__Entries provided__.
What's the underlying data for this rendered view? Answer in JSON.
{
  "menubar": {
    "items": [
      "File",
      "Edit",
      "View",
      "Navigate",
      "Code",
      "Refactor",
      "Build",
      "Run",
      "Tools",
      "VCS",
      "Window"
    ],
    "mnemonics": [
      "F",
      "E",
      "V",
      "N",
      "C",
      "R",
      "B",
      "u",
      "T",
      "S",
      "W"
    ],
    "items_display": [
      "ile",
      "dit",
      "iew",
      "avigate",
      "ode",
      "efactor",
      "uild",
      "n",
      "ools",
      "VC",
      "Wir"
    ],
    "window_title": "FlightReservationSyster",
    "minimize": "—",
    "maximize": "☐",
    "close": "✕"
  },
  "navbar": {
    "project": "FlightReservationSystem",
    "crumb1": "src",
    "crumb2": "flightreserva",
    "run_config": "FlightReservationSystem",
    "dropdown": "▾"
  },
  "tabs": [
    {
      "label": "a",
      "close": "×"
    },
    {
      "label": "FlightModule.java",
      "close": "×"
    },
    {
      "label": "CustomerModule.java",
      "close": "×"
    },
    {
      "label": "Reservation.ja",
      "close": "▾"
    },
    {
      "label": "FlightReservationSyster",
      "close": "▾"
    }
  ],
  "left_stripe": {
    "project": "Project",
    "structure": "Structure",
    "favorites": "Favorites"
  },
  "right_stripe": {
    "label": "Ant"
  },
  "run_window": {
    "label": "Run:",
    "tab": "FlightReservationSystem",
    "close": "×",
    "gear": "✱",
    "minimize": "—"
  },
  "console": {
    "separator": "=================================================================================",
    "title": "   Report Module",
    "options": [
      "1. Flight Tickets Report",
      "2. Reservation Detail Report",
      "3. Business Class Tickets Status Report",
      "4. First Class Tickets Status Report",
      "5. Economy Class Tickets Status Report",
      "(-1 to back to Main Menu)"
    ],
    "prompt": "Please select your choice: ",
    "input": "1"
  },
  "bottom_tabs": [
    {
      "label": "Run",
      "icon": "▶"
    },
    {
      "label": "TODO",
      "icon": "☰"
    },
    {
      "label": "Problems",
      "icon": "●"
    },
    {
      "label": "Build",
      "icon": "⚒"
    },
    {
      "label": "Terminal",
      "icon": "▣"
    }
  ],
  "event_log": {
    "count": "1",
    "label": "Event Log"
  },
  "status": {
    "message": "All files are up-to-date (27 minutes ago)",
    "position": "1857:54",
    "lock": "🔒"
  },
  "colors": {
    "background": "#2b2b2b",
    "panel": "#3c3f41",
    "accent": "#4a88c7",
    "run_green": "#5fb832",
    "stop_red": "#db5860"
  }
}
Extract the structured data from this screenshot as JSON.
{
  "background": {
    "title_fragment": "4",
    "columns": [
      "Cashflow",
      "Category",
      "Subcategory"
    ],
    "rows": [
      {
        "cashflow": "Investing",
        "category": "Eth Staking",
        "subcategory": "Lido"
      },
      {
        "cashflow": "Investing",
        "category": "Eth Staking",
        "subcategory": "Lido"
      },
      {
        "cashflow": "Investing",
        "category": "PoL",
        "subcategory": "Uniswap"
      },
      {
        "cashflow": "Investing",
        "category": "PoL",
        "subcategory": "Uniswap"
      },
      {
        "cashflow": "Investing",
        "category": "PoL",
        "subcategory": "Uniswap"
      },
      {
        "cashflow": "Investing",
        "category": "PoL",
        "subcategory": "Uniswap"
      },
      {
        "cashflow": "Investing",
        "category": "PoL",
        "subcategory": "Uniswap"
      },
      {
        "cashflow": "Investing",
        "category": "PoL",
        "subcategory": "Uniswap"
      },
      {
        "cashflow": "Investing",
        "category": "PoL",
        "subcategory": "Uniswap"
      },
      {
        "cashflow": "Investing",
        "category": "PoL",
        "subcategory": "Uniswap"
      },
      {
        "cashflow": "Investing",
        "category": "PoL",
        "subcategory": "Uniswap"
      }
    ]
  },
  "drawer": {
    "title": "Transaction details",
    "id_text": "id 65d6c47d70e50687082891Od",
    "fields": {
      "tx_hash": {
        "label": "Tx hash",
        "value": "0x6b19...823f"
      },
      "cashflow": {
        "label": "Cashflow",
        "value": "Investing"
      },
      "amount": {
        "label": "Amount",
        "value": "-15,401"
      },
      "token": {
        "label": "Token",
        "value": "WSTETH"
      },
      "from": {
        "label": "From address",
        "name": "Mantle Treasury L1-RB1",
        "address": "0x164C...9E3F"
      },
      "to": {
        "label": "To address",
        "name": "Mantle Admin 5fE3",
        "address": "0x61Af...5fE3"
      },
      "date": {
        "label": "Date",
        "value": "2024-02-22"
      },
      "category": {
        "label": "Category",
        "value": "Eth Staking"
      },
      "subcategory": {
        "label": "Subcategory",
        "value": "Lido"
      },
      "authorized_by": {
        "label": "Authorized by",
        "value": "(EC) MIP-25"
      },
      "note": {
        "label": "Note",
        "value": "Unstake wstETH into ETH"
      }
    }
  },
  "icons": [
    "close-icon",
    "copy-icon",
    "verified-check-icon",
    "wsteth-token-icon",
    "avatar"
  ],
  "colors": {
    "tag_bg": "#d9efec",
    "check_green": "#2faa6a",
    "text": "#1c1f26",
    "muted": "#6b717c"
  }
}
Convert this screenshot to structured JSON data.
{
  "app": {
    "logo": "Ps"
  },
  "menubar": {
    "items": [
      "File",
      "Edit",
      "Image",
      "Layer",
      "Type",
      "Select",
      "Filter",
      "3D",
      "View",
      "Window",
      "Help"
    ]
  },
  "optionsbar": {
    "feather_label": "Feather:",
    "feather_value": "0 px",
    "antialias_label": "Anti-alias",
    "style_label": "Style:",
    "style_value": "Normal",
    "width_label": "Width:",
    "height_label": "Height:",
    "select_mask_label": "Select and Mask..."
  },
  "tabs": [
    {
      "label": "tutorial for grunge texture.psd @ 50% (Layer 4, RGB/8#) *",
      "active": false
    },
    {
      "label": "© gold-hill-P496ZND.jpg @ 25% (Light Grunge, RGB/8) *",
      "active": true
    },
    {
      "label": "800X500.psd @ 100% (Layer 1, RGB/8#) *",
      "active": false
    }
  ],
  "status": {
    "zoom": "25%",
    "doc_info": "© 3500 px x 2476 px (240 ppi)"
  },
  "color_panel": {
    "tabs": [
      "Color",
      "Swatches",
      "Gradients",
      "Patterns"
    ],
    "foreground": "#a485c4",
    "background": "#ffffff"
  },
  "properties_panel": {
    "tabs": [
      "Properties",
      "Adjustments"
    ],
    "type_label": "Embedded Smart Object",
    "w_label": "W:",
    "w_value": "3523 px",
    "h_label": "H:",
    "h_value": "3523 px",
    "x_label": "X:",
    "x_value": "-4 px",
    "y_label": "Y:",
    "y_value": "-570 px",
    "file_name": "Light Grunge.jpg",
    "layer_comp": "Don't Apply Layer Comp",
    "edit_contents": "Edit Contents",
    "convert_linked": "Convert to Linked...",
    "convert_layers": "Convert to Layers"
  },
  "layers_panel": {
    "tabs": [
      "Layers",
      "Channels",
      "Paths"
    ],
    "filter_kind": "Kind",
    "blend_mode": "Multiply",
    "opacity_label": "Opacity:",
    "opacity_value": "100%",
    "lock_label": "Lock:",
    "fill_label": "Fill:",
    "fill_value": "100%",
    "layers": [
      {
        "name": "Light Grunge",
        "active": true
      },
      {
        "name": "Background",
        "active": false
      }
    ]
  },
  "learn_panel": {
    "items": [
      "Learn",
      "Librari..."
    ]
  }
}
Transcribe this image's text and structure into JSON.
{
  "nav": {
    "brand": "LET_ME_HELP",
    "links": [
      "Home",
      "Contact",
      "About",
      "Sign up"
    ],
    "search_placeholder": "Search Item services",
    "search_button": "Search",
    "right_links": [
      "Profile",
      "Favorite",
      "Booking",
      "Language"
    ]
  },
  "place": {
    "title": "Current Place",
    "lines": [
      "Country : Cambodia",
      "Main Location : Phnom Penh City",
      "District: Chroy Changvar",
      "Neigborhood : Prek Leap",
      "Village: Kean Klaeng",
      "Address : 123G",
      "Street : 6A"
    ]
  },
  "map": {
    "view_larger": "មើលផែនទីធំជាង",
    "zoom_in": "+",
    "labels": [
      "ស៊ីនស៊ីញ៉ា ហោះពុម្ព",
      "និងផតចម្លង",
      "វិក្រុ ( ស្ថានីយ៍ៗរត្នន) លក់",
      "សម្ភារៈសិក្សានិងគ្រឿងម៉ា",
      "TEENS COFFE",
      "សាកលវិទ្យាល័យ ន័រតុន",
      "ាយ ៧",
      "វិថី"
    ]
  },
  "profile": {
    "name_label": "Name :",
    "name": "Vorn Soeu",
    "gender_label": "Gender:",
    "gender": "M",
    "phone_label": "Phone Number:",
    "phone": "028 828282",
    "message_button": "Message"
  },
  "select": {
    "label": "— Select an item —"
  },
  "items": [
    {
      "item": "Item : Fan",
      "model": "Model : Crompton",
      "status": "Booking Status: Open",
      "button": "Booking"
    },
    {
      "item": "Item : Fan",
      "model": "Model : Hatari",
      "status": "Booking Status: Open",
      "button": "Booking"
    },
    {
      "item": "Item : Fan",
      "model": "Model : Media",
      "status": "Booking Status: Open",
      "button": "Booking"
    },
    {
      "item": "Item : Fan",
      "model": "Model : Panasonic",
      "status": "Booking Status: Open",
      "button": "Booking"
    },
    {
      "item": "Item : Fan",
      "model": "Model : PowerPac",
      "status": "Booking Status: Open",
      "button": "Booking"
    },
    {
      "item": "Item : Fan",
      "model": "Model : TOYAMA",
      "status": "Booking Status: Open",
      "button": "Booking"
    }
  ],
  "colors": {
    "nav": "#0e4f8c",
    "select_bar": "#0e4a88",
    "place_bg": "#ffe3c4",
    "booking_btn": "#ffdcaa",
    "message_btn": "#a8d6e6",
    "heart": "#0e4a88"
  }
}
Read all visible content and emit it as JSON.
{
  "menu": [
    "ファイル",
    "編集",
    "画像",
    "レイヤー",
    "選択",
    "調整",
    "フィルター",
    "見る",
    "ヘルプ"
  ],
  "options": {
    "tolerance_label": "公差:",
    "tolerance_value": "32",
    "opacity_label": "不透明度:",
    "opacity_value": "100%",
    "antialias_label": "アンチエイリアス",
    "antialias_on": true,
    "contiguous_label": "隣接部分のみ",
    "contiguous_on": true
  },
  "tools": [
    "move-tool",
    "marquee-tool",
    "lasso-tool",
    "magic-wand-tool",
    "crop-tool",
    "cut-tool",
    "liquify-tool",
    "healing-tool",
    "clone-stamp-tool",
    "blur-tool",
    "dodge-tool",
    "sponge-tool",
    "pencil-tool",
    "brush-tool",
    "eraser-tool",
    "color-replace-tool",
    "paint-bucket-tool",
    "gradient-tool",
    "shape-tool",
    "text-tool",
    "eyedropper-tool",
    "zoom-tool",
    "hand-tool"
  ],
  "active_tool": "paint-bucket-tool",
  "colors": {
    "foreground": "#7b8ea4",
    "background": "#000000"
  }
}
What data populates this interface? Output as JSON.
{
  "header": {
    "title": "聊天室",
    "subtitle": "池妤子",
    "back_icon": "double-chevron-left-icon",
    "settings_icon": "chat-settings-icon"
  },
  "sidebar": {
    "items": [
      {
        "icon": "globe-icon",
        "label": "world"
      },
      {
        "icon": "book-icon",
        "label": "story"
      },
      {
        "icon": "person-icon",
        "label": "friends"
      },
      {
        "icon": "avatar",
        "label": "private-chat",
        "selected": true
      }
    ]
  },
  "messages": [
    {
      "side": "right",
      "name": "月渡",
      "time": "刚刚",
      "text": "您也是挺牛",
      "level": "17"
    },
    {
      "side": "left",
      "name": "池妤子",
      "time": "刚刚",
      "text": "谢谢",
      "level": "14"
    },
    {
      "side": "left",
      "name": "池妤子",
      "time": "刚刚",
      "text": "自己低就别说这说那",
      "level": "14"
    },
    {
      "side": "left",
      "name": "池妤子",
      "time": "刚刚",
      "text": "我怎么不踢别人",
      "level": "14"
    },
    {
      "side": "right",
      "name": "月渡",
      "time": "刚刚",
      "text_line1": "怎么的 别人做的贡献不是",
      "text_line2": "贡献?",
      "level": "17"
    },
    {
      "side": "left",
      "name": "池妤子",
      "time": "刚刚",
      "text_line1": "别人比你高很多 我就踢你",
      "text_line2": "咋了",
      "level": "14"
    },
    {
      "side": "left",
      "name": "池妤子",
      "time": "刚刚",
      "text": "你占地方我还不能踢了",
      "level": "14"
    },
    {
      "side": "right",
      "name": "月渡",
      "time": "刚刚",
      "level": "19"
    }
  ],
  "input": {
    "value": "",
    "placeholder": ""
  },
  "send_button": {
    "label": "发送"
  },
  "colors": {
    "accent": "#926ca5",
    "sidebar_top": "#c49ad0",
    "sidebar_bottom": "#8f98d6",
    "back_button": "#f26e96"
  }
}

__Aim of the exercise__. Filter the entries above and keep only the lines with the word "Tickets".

__Problem solution__.
      "1. Flight Tickets Report",
      "3. Business Class Tickets Status Report",
      "4. First Class Tickets Status Report",
      "5. Economy Class Tickets Status Report",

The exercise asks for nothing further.